Look at using Logic FETs like FDV303N can handle 2A and have low on impedance, no need for biasing resistors between shift register and FET.
Just another techie on the net - For GPIO boards see http:///www.facebook.com/pcservicesreading
or http://www.pcserviceselectronics.co.uk/pi/

zedin
Posts: 38
Joined: Tue Oct 18, 2011 1:20 pm

Re: GPIO and Ground with 3.3V and 5V question

Tue Oct 01, 2013 10:49 pm

So use a FET in place of a transistor to gate the higher voltage to switch the relay? (If I understand what it says about FETs in wikepedia =p)

User avatar
Tage
Posts: 287
Joined: Fri May 24, 2013 2:29 am
Location: St Thomas, Ontario Canada

Re: GPIO and Ground with 3.3V and 5V question

Wed Oct 02, 2013 1:29 am

FDV303N for sure is better than a npn transistor or a Darlington. There are other alternatives such as Si2302CDS (buy at Mouser for $0.14 if you buy 10pcs) that can handle more current. The Si2302CDS can handle about 2.6A continuous load at room temperature compared to 0.68A for the FDV303N. (cost $0.25 at Mouser)
If you want to drive the load directly without relay, you could use something like SiR404DP. It can drive about 45A because when you apply 3.3V to the gate you can expect that it does not have more than about 0.002ohm resistance from Drain to Source. The package is a bit bigger, and you may have to ask around to get samples or to buy small quantity.

zedin
Posts: 38
Joined: Tue Oct 18, 2011 1:20 pm

Re: GPIO and Ground with 3.3V and 5V question

Wed Oct 02, 2013 2:46 am

Well the ultimate goal is to switch relays connected to AC outlets to turn Christmas light on and off.

I want to tie this to a script to make an equalizer visual and have them switch when a channel reaches a given volume. So I can basically play any song via pi and have light timed to it.

User avatar
sparky3489
Posts: 32
Joined: Sun Jan 05, 2014 5:22 am
Location: Earth
Contact: Website Yahoo Messenger

Re: GPIO and Ground with 3.3V and 5V question

Sun Jan 05, 2014 5:35 am

For stability and reliability, you'd be FAR better off using zero-cross optocouplers and triacs.
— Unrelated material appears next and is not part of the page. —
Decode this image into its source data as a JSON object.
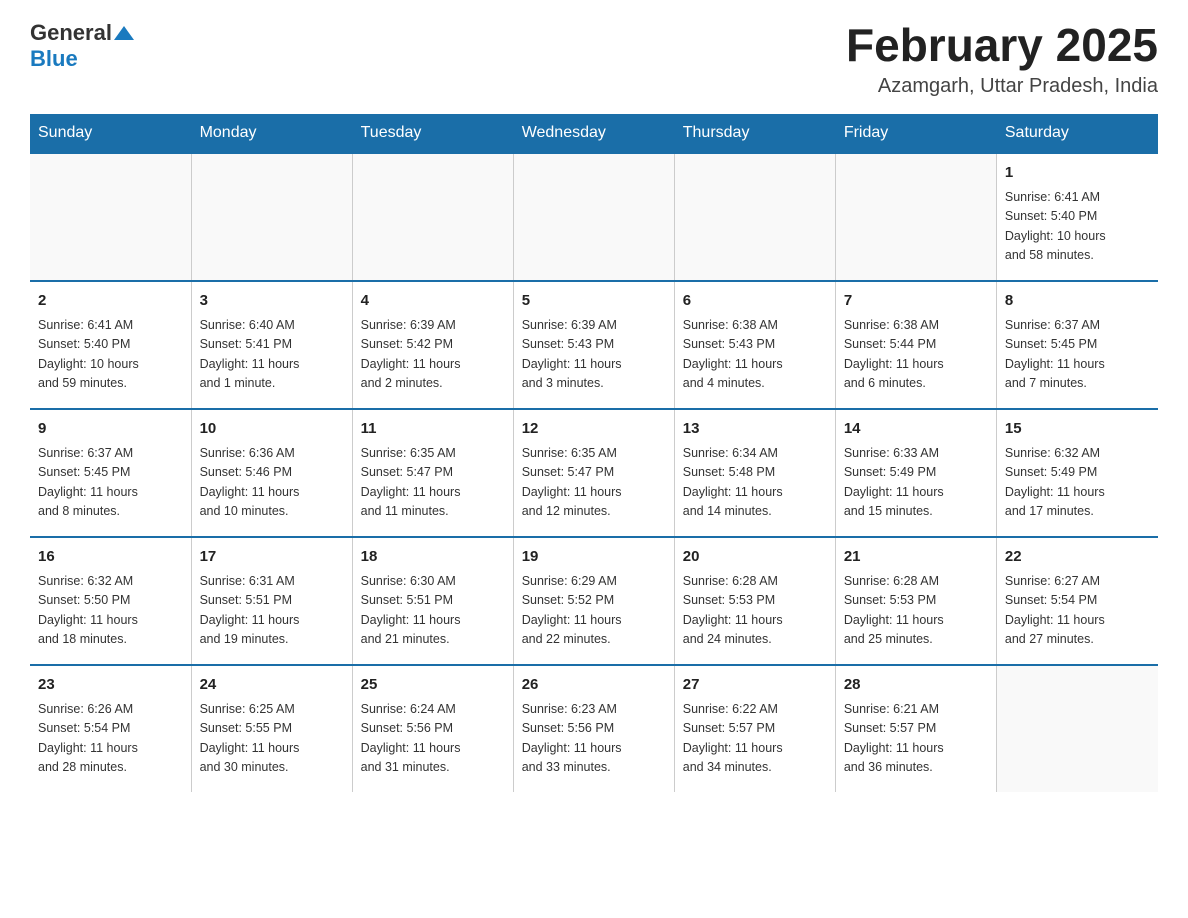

I have done exactly what you want to do, just not with a Pi. My little project uses a laptop running windows with a VB program controlling it all. I've also incorporated an ATI Remote Wonder RF remote control.

I would love to move all this functionality over to my Pi.

My current design from start to finish - http://sparky3489.webs.com/pcinterfaceproject.htm

I'll make you a circuit board if you can get all the programming figured out.

Return to “General discussion”